Collected data entries:
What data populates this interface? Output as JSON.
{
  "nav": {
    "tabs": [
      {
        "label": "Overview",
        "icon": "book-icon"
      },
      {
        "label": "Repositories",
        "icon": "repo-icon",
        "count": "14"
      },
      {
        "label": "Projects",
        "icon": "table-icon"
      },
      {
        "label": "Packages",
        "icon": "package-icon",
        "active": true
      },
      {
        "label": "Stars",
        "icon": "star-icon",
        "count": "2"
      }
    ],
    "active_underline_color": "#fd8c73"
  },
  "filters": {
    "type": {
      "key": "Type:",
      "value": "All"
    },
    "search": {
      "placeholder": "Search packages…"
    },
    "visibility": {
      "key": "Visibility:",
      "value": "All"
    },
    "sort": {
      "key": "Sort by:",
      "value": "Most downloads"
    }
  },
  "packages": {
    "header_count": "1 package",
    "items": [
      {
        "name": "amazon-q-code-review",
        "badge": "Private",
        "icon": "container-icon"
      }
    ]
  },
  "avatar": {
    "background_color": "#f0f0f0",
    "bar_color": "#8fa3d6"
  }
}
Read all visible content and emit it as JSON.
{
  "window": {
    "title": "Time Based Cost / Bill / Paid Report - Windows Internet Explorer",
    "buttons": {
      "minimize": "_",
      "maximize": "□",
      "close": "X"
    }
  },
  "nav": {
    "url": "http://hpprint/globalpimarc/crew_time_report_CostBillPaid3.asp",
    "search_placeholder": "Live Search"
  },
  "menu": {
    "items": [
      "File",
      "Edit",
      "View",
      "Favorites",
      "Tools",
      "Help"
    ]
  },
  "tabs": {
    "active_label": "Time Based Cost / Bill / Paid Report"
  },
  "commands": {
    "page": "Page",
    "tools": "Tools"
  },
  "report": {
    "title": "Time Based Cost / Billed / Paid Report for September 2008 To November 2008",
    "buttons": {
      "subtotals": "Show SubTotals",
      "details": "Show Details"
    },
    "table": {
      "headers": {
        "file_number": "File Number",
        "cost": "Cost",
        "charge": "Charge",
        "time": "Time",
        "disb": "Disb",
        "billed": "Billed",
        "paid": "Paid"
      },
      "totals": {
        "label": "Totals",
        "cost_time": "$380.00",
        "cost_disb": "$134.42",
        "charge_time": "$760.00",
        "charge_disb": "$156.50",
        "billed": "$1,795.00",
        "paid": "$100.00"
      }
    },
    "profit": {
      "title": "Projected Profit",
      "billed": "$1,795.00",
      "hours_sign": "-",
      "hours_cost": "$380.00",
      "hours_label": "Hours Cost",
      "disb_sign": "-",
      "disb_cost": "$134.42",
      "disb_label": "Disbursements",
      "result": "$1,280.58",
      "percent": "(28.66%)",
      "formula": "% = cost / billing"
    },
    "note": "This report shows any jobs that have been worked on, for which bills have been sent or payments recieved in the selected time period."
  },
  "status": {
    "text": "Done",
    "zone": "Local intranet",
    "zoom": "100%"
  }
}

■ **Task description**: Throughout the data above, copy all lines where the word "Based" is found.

■ **Answer for this exercise**:
    "title": "Time Based Cost / Bill / Paid Report - Windows Internet Explorer",
    "active_label": "Time Based Cost / Bill / Paid Report"
    "title": "Time Based Cost / Billed / Paid Report for September 2008 To November 2008",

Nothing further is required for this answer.